Exploring the Ébène Quartet’s recordings of Beethoven’s complete oeuvre, Julian Haylock finds himself in a marvellous sonic landscape of intensity and variety

Ébène Quartet: Beethoven Around the World

Ébène Quartet: Beethoven Around the World

The Strad Issue: October 2020

Musicians: Ébène Quartet

Works: Beethoven Complete String Quartets

Catalogue number: ERATO 0190295339814 (7 CDS)

Following the Ébène Quartet’s bracing ‘taster’ CD, featuring the first two ‘Rasumovsky’ Quartets (released in September last year), here is the complete cycle recorded ‘live and in rehearsal’ on tour at various venues ‘around the world’ – Philadelphia, Vienna, Tokyo, São Paulo, Melbourne, Nairobi and Paris – between May 2019 and January 2020. Back-to-back comparisons reveal subtle differences in recorded sonority between, say, the velvety resonance of Vienna’s Mozart-Saal and the more imposing richness of the Sala São Paulo, yet heard in context the ear readily adjusts.

Having relished the white-hot interpretative intensity and fantasy of these performances for several weeks now, I cannot imagine returning to old favourites from the likes of the Busch, Hungarian, Budapest, Italian, Amadeus and Végh quartets without wearing a pair of rose-tinted headphones. The Ébène – violinists Pierre Colombet and Gabriel Le Magadure, violist Marie Chilemme and cellist Raphaël Merlin – regularly captures a sense of musical weightlessness, as though in recreative free-flow. Traditional furrowed-brow, espressivo, cantabile-driven values barely get a look in, as they peel back layers of stultifying accretion and rediscover the shock value of this music for a contemporary audience.

If that begins to sound as though they may simply have taught these centuries-old scores a few new musical tricks, then think again.

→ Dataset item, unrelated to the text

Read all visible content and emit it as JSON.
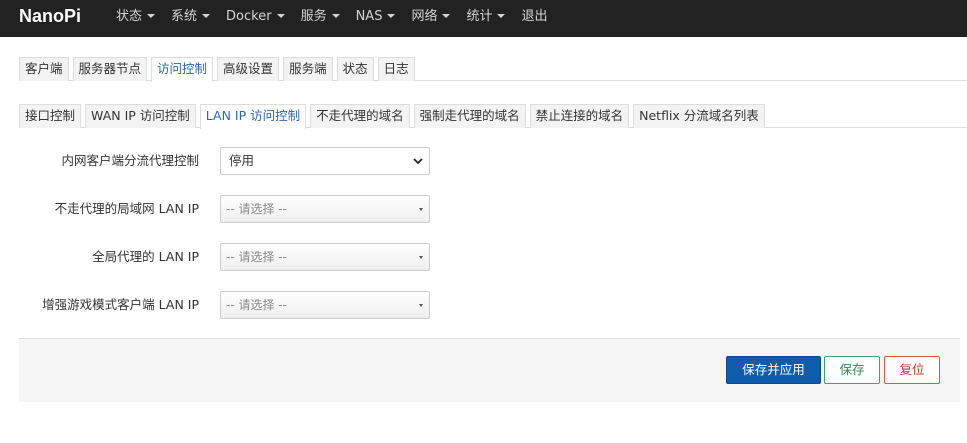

Far from imposing their ideas in a conjectural manner or attempting to recreate how this music might have sounded in the early 19th century, they appear to have thrown away the semantic rulebook to create fresh, compelling sound worlds from the roots up. The results feel like a metaphor for the composer’s modus operandi – they play not as they should, but as they feel they must.

So how, exactly, does the Ébène achieve its radical imperative? It is partly to do with timbre – as opposed to cultivating a firm, full-throated, physically imposing sound, the players allow their sensibilities free rein, responding sonically with a striking palette of expressive colours to make mainstream readings feel monochrome by comparison. Rather than pacing dynamics, mood and phrasing according to block terraces of structural articulation, they keep textures buoyant and in-the-moment, relishing the music’s multifaceted emotional continuity. If with Beethoven there is a tendency to deal in absolute certainties and rejoice in his music’s perceived impregnability, the Ébène takes absolutely nothing for granted.

The Ébène’s subtle internal balancing, harmonic clarity, limpid phrasing, micro-fine vibrato shadings and (most crucially) ear-ringing powers of corporate intonation prove a perfect match for the op.18 set of six. Beethoven’s humorous asides, complete with sforzando rib-nudges, are deftly handled, as are his occasionally awkward finger and bowing displacements, while exquisite tempo inflections help keep the music from ossifying into steady-as-she-goes routine. In the generally more expansive ‘Rasumovsky’ quartets, the purely physical aspects of Beethoven’s writing are subsumed into the musical argument, rather than dictating a sense of effort or mere bravado – no.3’s whistle-stop finale becomes a light-as-air prototype for the archetypal Mendelssohnian scherzo, while the tricky interchanges that explode ultimately in a blaze of manic string-crossing in the opening movement of op.74 are handled with an almost balletic grace.

Hallowed musical territory the ‘late’ quartets may be – the Ébène musicians elect, incidentally, to play the original Grosse Fuge finale of op.130 – yet here they emerge refreshingly free of awestruck ‘greatness’. These are inconvertibly challenging works, yet here they never merely sound technically complex or emotionally obscure. Rather than playing every note as if it were loaded with philosophical significance, the Ébène evinces a musical grace, ingenuousness and simplicity that is deeply satisfying. The generous (106-page) booklet, annotated by the quartet members, illuminates both the music and tour highlights, complete with evocative colour illustrations.